24 year-old Marcus Rottner (Michael Brandon) would appear to have everything.  Following the death of his father, Marcus has inherited the fortune that his immigrant grandfather earned.  (The ghost of his grandfather shows up at one point and smokes a joint.)  Marcus will never have to work a day in his life, owns a nice apartment, and can go to Europe whenever he feels like it.  However, Marcus does have one problem: his girlfriend Jennifer (Tally Walker) just died of a heroin overdose in his living room.  Now, Marcus has to try to dispose of the body without anyone discovering what has happened.

The film alternates between showing Marcus’s attempts to get ride of Jennifer’s body and flashbacks to his romance with her.  We see how he first met Jennifer in Venice and how he fell in love with her.  Like Marcus, Jennifer comes from a rich family.  Her parents are alive but we never see them.  (Reportedly, scenes were filmed that featured Kim Hunter as Jennifer’s mother but they were cut after a disastrous preview.)  As she leaves Venice, Jennifer tells Marcus to visit her back in the states.

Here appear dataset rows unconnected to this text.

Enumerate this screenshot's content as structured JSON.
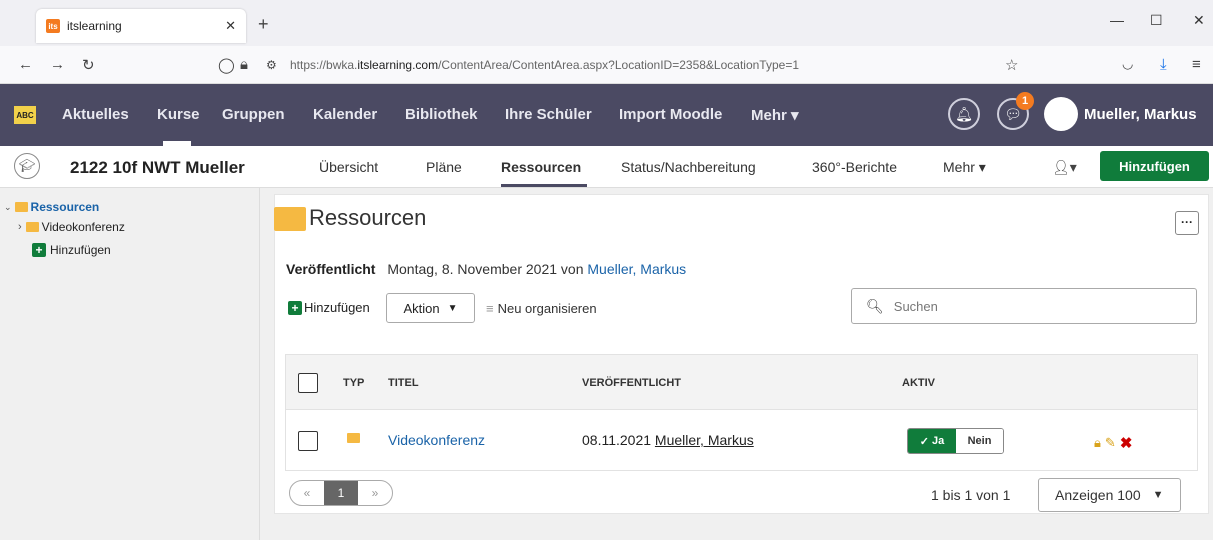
{
  "browser": {
    "tab_title": "itslearning",
    "favicon_text": "its",
    "new_tab": "+",
    "url_prefix": "https://bwka.",
    "url_host": "itslearning.com",
    "url_path": "/ContentArea/ContentArea.aspx?LocationID=2358&LocationType=1"
  },
  "appnav": {
    "logo_text": "ABC",
    "items": [
      "Aktuelles",
      "Kurse",
      "Gruppen",
      "Kalender",
      "Bibliothek",
      "Ihre Schüler",
      "Import Moodle",
      "Mehr ▾"
    ],
    "notification_count": "1",
    "user": "Mueller, Markus"
  },
  "course": {
    "title": "2122 10f NWT Mueller",
    "tabs": [
      "Übersicht",
      "Pläne",
      "Ressourcen",
      "Status/Nachbereitung",
      "360°-Berichte",
      "Mehr ▾"
    ],
    "active_tab": "Ressourcen",
    "add_button": "Hinzufügen"
  },
  "sidebar": {
    "root": "Ressourcen",
    "child": "Videokonferenz",
    "add": "Hinzufügen"
  },
  "main": {
    "title": "Ressourcen",
    "published_label": "Veröffentlicht",
    "published_text": "Montag, 8. November 2021 von",
    "published_author": "Mueller, Markus",
    "add_label": "Hinzufügen",
    "action_label": "Aktion",
    "reorganize_label": "Neu organisieren",
    "search_placeholder": "Suchen"
  },
  "table": {
    "headers": {
      "type": "TYP",
      "title": "TITEL",
      "published": "VERÖFFENTLICHT",
      "active": "AKTIV"
    },
    "rows": [
      {
        "title": "Videokonferenz",
        "date": "08.11.2021",
        "author": "Mueller, Markus",
        "yes": "Ja",
        "no": "Nein"
      }
    ]
  },
  "footer": {
    "prev": "«",
    "page": "1",
    "next": "»",
    "count_text": "1 bis 1 von 1",
    "show_label": "Anzeigen 100"
  },
  "colors": {
    "nav_bg": "#4b4a63",
    "accent_green": "#107c3b",
    "link": "#1a63a8",
    "folder": "#f5b942",
    "badge": "#f47b20"
  }
}
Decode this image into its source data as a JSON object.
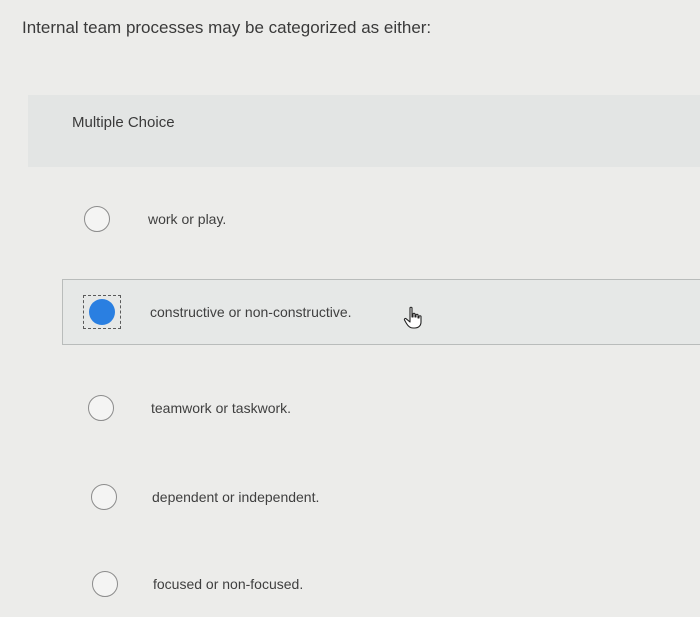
{
  "question": "Internal team processes may be categorized as either:",
  "section_label": "Multiple Choice",
  "options": [
    {
      "label": "work or play.",
      "selected": false
    },
    {
      "label": "constructive or non-constructive.",
      "selected": true
    },
    {
      "label": "teamwork or taskwork.",
      "selected": false
    },
    {
      "label": "dependent or independent.",
      "selected": false
    },
    {
      "label": "focused or non-focused.",
      "selected": false
    }
  ],
  "colors": {
    "selected_radio": "#2a7fe1",
    "background": "#ececea"
  },
  "icons": {
    "cursor": "hand-pointer-icon"
  }
}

Which is just what Marcus does.  Marcus and Jennifer’s relationship plays out like a romantic comedy, except for the fact that Jennifer doesn’t really seem to care that much for Marcus.  After Jennifer jumps off a roof, Marcus takes her back to Venice and tries to recreate their earlier romance.  However, Jennifer just wants to go back to New York…

About ten minutes into the film, I nearly stopped watching Jennifer On My Mind.  Both Marcus and Jennifer seemed like such unlikable characters that I couldn’t imagine spending a full 90 minutes with them.  The fact that they were both rich and spoiled didn’t help.

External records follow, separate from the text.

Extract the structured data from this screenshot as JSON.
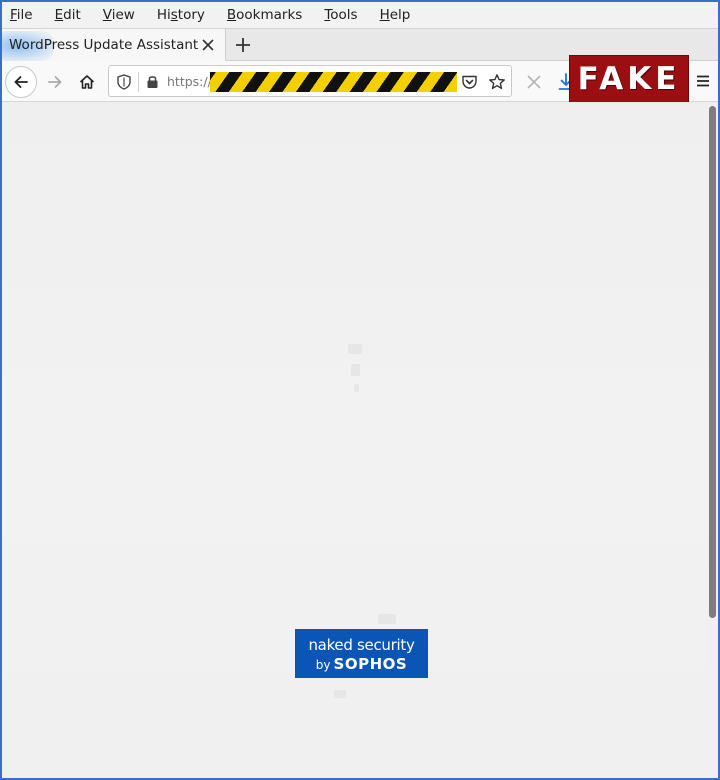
{
  "menubar": {
    "items": [
      {
        "prefix": "",
        "accel": "F",
        "rest": "ile"
      },
      {
        "prefix": "",
        "accel": "E",
        "rest": "dit"
      },
      {
        "prefix": "",
        "accel": "V",
        "rest": "iew"
      },
      {
        "prefix": "Hi",
        "accel": "s",
        "rest": "tory"
      },
      {
        "prefix": "",
        "accel": "B",
        "rest": "ookmarks"
      },
      {
        "prefix": "",
        "accel": "T",
        "rest": "ools"
      },
      {
        "prefix": "",
        "accel": "H",
        "rest": "elp"
      }
    ]
  },
  "tab": {
    "title": "WordPress Update Assistant",
    "close_icon": "close-icon",
    "new_tab_icon": "plus-icon"
  },
  "navbar": {
    "url_prefix": "https://",
    "icons": [
      "back-arrow-icon",
      "forward-arrow-icon",
      "home-icon",
      "shield-icon",
      "lock-icon",
      "pocket-icon",
      "star-icon",
      "stop-icon",
      "download-icon",
      "hamburger-menu-icon"
    ]
  },
  "overlay": {
    "label": "FAKE",
    "color": "#9b0e12"
  },
  "watermark": {
    "line1": "naked security",
    "by": "by",
    "brand": "SOPHOS",
    "color": "#0b55b7"
  },
  "colors": {
    "window_border": "#3a6fc4",
    "page_background": "#f0f0f0",
    "redaction_yellow": "#f5d000",
    "redaction_black": "#111111"
  }
}
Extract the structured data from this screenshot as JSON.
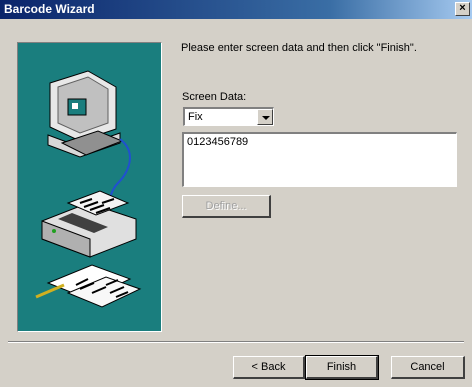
{
  "window": {
    "title": "Barcode Wizard",
    "close_glyph": "×"
  },
  "main": {
    "instruction": "Please enter screen data and then click \"Finish\".",
    "screen_data_label": "Screen Data:",
    "screen_data_type": "Fix",
    "screen_data_value": "0123456789",
    "define_label": "Define..."
  },
  "footer": {
    "back_label": "< Back",
    "finish_label": "Finish",
    "cancel_label": "Cancel"
  },
  "illustration": {
    "icons": [
      "computer-icon",
      "printer-icon",
      "barcode-labels-icon"
    ]
  },
  "colors": {
    "panel": "#1a7e7e",
    "face": "#d4d0c8",
    "titlebar": "#0a246a"
  }
}
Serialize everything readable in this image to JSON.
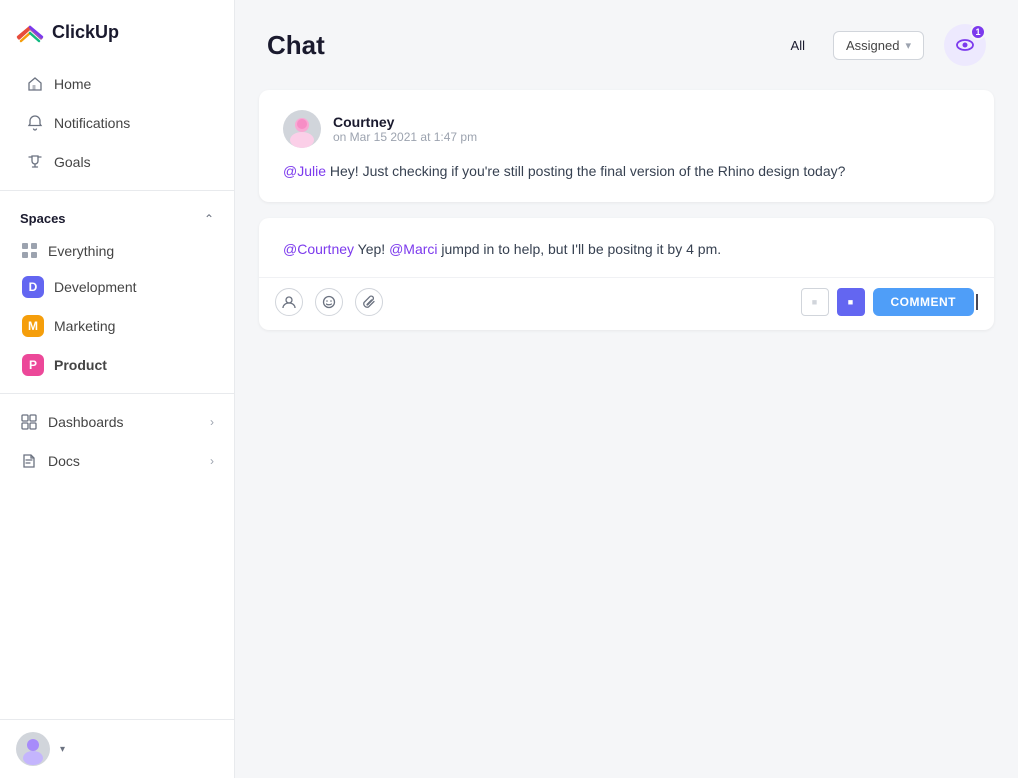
{
  "app": {
    "name": "ClickUp"
  },
  "sidebar": {
    "nav_items": [
      {
        "id": "home",
        "label": "Home",
        "icon": "home-icon"
      },
      {
        "id": "notifications",
        "label": "Notifications",
        "icon": "bell-icon"
      },
      {
        "id": "goals",
        "label": "Goals",
        "icon": "trophy-icon"
      }
    ],
    "spaces_label": "Spaces",
    "spaces": [
      {
        "id": "everything",
        "label": "Everything",
        "type": "grid"
      },
      {
        "id": "development",
        "label": "Development",
        "badge": "D",
        "color": "#6366f1"
      },
      {
        "id": "marketing",
        "label": "Marketing",
        "badge": "M",
        "color": "#f59e0b"
      },
      {
        "id": "product",
        "label": "Product",
        "badge": "P",
        "color": "#ec4899",
        "active": true
      }
    ],
    "bottom_items": [
      {
        "id": "dashboards",
        "label": "Dashboards"
      },
      {
        "id": "docs",
        "label": "Docs"
      }
    ]
  },
  "chat": {
    "title": "Chat",
    "filter_all": "All",
    "filter_assigned": "Assigned",
    "notification_badge": "1",
    "messages": [
      {
        "id": "msg1",
        "author": "Courtney",
        "time": "on Mar 15 2021 at 1:47 pm",
        "mention": "@Julie",
        "body": " Hey! Just checking if you're still posting the final version of the Rhino design today?"
      }
    ],
    "reply": {
      "mention1": "@Courtney",
      "text1": " Yep! ",
      "mention2": "@Marci",
      "text2": " jumpd in to help, but I'll be positng it by 4 pm."
    },
    "comment_button": "COMMENT",
    "format_btn1": "■",
    "format_btn2": "■"
  }
}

But I kept watching because the first part of the film was set in Venice and I love Venice!  Watching those scenes reminded me of visiting Italy the summer after I graduated from high school.  It was a great time and, despite how I felt about Marcus and Jennifer, the film still brought back some nice memories.

However, then Marcus and Jennifer returned to New York and, since I don’t really care about New York the way that I care about Venice, I again found myself tempted to stop watching.  However, it was around this time that I started to realize that Michael Brandon was actually giving a pretty good performance in the role of Marcus.  So, I decided to keep giving the film a chance.

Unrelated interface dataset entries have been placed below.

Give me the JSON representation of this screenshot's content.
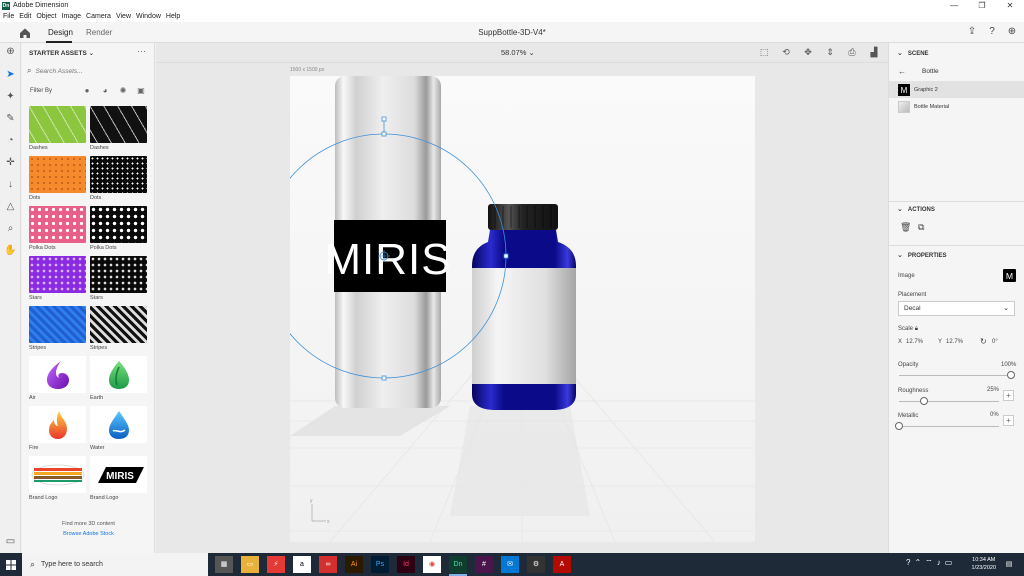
{
  "window": {
    "title": "Adobe Dimension",
    "controls": [
      "—",
      "❐",
      "✕"
    ]
  },
  "menu": [
    "File",
    "Edit",
    "Object",
    "Image",
    "Camera",
    "View",
    "Window",
    "Help"
  ],
  "tabs": {
    "design": "Design",
    "render": "Render"
  },
  "document_title": "SuppBottle-3D-V4*",
  "assets": {
    "header": "STARTER ASSETS ⌄",
    "more": "···",
    "search_placeholder": "Search Assets...",
    "filter_label": "Filter By",
    "items": [
      {
        "label": "Dashes"
      },
      {
        "label": "Dashes"
      },
      {
        "label": "Dots"
      },
      {
        "label": "Dots"
      },
      {
        "label": "Polka Dots"
      },
      {
        "label": "Polka Dots"
      },
      {
        "label": "Stars"
      },
      {
        "label": "Stars"
      },
      {
        "label": "Stripes"
      },
      {
        "label": "Stripes"
      },
      {
        "label": "Air"
      },
      {
        "label": "Earth"
      },
      {
        "label": "Fire"
      },
      {
        "label": "Water"
      },
      {
        "label": "Brand Logo"
      },
      {
        "label": "Brand Logo"
      }
    ],
    "find_more": "Find more 3D content",
    "browse_link": "Browse Adobe Stock"
  },
  "canvas": {
    "zoom": "58.07%",
    "size_label": "1500 x 1500 px",
    "logo_text": "MIRIS",
    "axis_y": "y",
    "axis_x": "x"
  },
  "scene": {
    "header": "SCENE",
    "back_label": "Bottle",
    "layers": [
      "Graphic 2",
      "Bottle Material"
    ]
  },
  "actions": {
    "header": "ACTIONS"
  },
  "properties": {
    "header": "PROPERTIES",
    "image_label": "Image",
    "placement_label": "Placement",
    "placement_value": "Decal",
    "scale_label": "Scale",
    "scale_x_label": "X",
    "scale_x": "12.7%",
    "scale_y_label": "Y",
    "scale_y": "12.7%",
    "rotation": "0°",
    "opacity_label": "Opacity",
    "opacity_value": "100%",
    "opacity": 1.0,
    "roughness_label": "Roughness",
    "roughness_value": "25%",
    "roughness": 0.25,
    "metallic_label": "Metallic",
    "metallic_value": "0%",
    "metallic": 0.0
  },
  "taskbar": {
    "search_placeholder": "Type here to search",
    "time": "10:34 AM",
    "date": "1/23/2020",
    "apps": [
      "calculator",
      "file-explorer",
      "amazon",
      "creative-cloud",
      "illustrator",
      "photoshop",
      "indesign",
      "chrome",
      "dimension",
      "slack",
      "mail",
      "settings",
      "acrobat"
    ]
  },
  "colors": {
    "accent": "#1473e6",
    "bottle_blue": "#0b0b8a",
    "taskbar": "#1f2a38"
  }
}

And then the ghost of Marcus’s grandfather showed up.  And then, the film gave us a scene of Jennifer hanging out with the two traveling “minstrels.”  And I thought to myself, “This is getting unbearably cutesy…”

But then, Robert De Niro showed up!  That’s right — Jennifer On My Mind is an early De Niro movie.  When Marcus hails a cab and asks for a ride to Long Island, the taxi driver is played by none other than Robert De Niro.  And while De Niro is only in the film for a few minutes, he totally steals those few minutes.  He plays a “gypsy” cab driver in this film and, as he drives Marcus to Long Island, he rambles about his sister, his drugs, and his fear of driving Marcus to see a bunch of “squares.”  De Niro is such an eccentric and energetic presence that he brings the whole film to life.

After De Niro’s scene, there was only 30 minutes left in the film and I thought to myself, “Okay, I can give this another 30 minutes…”

Written by Love Story‘s Erich Segal and directed by Pretty Poison‘s Noel Black, Jennifer On My Mind is an uneven but oddly watchable film.  If you’re looking for quirky love story … well, I really can’t recommend Jennifer On My Mind because it never really convinces you that Marcus and Jennifer are in love.  For the most part, their relationship seems to be one of convenience.  Jennifer wants drugs and Marcus can afford them.  Marcus wants a girlfriend and Jennifer is willing to pretend.  Instead, Jennifer On My Mind is more like a parody of true romance.  Marcus spends the entire film wanting Jennifer’s body and now that he has it, he has to find a way to get rid of it.

It’s undeniably uneven; for every scene that works, there’s another one that doesn’t.  But, at the same time, it’s undeniably watchable.  Plus, you get an early performance from Robert De Niro!

Jennifer On My Mind is currently available to viewed on Netflix.